Data for this exercise —
--- START ---

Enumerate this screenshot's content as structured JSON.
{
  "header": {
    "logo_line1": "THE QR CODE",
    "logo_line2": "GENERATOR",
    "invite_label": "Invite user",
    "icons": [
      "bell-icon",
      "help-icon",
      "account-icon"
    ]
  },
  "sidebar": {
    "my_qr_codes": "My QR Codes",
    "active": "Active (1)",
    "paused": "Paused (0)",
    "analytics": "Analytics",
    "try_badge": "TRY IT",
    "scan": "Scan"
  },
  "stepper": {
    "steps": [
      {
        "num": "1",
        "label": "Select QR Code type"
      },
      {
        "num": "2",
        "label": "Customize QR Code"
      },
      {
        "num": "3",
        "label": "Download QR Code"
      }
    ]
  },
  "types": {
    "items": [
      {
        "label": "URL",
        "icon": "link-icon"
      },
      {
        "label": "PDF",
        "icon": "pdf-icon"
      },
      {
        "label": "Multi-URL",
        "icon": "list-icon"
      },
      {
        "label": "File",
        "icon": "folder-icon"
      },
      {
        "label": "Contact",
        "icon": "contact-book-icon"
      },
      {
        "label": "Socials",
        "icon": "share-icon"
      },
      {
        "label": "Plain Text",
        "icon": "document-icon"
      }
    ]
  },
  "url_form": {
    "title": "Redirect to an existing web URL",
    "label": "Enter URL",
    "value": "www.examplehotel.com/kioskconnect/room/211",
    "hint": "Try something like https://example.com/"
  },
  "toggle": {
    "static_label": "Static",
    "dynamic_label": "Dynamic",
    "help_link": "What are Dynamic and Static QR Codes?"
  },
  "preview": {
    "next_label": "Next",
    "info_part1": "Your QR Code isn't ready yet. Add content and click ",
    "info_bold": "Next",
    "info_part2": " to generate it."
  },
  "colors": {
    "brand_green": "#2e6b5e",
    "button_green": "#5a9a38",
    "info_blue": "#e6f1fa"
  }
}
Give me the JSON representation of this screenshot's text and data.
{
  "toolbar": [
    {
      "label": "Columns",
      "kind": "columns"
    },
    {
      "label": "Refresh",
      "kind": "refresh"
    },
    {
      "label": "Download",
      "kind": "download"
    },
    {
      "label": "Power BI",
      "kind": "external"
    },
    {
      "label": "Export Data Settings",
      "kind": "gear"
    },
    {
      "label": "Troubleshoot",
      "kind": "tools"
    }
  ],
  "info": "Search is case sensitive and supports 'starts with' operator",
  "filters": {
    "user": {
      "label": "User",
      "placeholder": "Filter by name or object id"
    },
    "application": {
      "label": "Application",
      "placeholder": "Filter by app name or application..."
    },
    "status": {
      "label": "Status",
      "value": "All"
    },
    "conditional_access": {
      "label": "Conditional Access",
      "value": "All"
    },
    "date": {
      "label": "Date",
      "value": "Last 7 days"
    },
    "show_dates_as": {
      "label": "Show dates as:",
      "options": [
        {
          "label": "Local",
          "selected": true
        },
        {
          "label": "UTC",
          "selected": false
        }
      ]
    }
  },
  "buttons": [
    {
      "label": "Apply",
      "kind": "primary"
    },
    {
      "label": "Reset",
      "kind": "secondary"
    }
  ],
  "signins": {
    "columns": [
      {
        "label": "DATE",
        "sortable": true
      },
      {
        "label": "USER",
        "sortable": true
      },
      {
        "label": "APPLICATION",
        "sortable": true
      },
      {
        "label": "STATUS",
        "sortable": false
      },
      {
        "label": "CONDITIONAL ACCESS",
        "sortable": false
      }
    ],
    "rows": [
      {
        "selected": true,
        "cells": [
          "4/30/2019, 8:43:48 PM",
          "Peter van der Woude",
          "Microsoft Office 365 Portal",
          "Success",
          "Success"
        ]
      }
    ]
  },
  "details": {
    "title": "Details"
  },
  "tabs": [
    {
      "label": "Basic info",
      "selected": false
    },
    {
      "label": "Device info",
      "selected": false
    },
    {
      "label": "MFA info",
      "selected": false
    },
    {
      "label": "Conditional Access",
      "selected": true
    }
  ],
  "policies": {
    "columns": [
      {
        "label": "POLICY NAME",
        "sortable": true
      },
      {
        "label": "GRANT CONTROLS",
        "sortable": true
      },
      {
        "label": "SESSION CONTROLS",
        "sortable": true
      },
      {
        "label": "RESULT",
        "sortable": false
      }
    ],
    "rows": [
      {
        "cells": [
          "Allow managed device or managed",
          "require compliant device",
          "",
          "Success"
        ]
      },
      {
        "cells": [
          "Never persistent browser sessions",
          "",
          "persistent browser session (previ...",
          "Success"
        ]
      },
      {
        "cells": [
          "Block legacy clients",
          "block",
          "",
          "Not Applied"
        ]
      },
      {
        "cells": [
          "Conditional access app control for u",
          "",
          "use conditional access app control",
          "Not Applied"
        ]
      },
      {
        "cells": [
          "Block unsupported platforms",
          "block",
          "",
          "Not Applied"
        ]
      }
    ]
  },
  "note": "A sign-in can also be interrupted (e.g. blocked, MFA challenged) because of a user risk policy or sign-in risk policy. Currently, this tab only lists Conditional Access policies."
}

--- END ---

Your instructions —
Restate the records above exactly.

Your response —
Enumerate this screenshot's content as structured JSON.
{
  "header": {
    "logo_line1": "THE QR CODE",
    "logo_line2": "GENERATOR",
    "invite_label": "Invite user",
    "icons": [
      "bell-icon",
      "help-icon",
      "account-icon"
    ]
  },
  "sidebar": {
    "my_qr_codes": "My QR Codes",
    "active": "Active (1)",
    "paused": "Paused (0)",
    "analytics": "Analytics",
    "try_badge": "TRY IT",
    "scan": "Scan"
  },
  "stepper": {
    "steps": [
      {
        "num": "1",
        "label": "Select QR Code type"
      },
      {
        "num": "2",
        "label": "Customize QR Code"
      },
      {
        "num": "3",
        "label": "Download QR Code"
      }
    ]
  },
  "types": {
    "items": [
      {
        "label": "URL",
        "icon": "link-icon"
      },
      {
        "label": "PDF",
        "icon": "pdf-icon"
      },
      {
        "label": "Multi-URL",
        "icon": "list-icon"
      },
      {
        "label": "File",
        "icon": "folder-icon"
      },
      {
        "label": "Contact",
        "icon": "contact-book-icon"
      },
      {
        "label": "Socials",
        "icon": "share-icon"
      },
      {
        "label": "Plain Text",
        "icon": "document-icon"
      }
    ]
  },
  "url_form": {
    "title": "Redirect to an existing web URL",
    "label": "Enter URL",
    "value": "www.examplehotel.com/kioskconnect/room/211",
    "hint": "Try something like https://example.com/"
  },
  "toggle": {
    "static_label": "Static",
    "dynamic_label": "Dynamic",
    "help_link": "What are Dynamic and Static QR Codes?"
  },
  "preview": {
    "next_label": "Next",
    "info_part1": "Your QR Code isn't ready yet. Add content and click ",
    "info_bold": "Next",
    "info_part2": " to generate it."
  },
  "colors": {
    "brand_green": "#2e6b5e",
    "button_green": "#5a9a38",
    "info_blue": "#e6f1fa"
  }
}
Give me the JSON representation of this screenshot's text and data.
{
  "toolbar": [
    {
      "label": "Columns",
      "kind": "columns"
    },
    {
      "label": "Refresh",
      "kind": "refresh"
    },
    {
      "label": "Download",
      "kind": "download"
    },
    {
      "label": "Power BI",
      "kind": "external"
    },
    {
      "label": "Export Data Settings",
      "kind": "gear"
    },
    {
      "label": "Troubleshoot",
      "kind": "tools"
    }
  ],
  "info": "Search is case sensitive and supports 'starts with' operator",
  "filters": {
    "user": {
      "label": "User",
      "placeholder": "Filter by name or object id"
    },
    "application": {
      "label": "Application",
      "placeholder": "Filter by app name or application..."
    },
    "status": {
      "label": "Status",
      "value": "All"
    },
    "conditional_access": {
      "label": "Conditional Access",
      "value": "All"
    },
    "date": {
      "label": "Date",
      "value": "Last 7 days"
    },
    "show_dates_as": {
      "label": "Show dates as:",
      "options": [
        {
          "label": "Local",
          "selected": true
        },
        {
          "label": "UTC",
          "selected": false
        }
      ]
    }
  },
  "buttons": [
    {
      "label": "Apply",
      "kind": "primary"
    },
    {
      "label": "Reset",
      "kind": "secondary"
    }
  ],
  "signins": {
    "columns": [
      {
        "label": "DATE",
        "sortable": true
      },
      {
        "label": "USER",
        "sortable": true
      },
      {
        "label": "APPLICATION",
        "sortable": true
      },
      {
        "label": "STATUS",
        "sortable": false
      },
      {
        "label": "CONDITIONAL ACCESS",
        "sortable": false
      }
    ],
    "rows": [
      {
        "selected": true,
        "cells": [
          "4/30/2019, 8:43:48 PM",
          "Peter van der Woude",
          "Microsoft Office 365 Portal",
          "Success",
          "Success"
        ]
      }
    ]
  },
  "details": {
    "title": "Details"
  },
  "tabs": [
    {
      "label": "Basic info",
      "selected": false
    },
    {
      "label": "Device info",
      "selected": false
    },
    {
      "label": "MFA info",
      "selected": false
    },
    {
      "label": "Conditional Access",
      "selected": true
    }
  ],
  "policies": {
    "columns": [
      {
        "label": "POLICY NAME",
        "sortable": true
      },
      {
        "label": "GRANT CONTROLS",
        "sortable": true
      },
      {
        "label": "SESSION CONTROLS",
        "sortable": true
      },
      {
        "label": "RESULT",
        "sortable": false
      }
    ],
    "rows": [
      {
        "cells": [
          "Allow managed device or managed",
          "require compliant device",
          "",
          "Success"
        ]
      },
      {
        "cells": [
          "Never persistent browser sessions",
          "",
          "persistent browser session (previ...",
          "Success"
        ]
      },
      {
        "cells": [
          "Block legacy clients",
          "block",
          "",
          "Not Applied"
        ]
      },
      {
        "cells": [
          "Conditional access app control for u",
          "",
          "use conditional access app control",
          "Not Applied"
        ]
      },
      {
        "cells": [
          "Block unsupported platforms",
          "block",
          "",
          "Not Applied"
        ]
      }
    ]
  },
  "note": "A sign-in can also be interrupted (e.g. blocked, MFA challenged) because of a user risk policy or sign-in risk policy. Currently, this tab only lists Conditional Access policies."
}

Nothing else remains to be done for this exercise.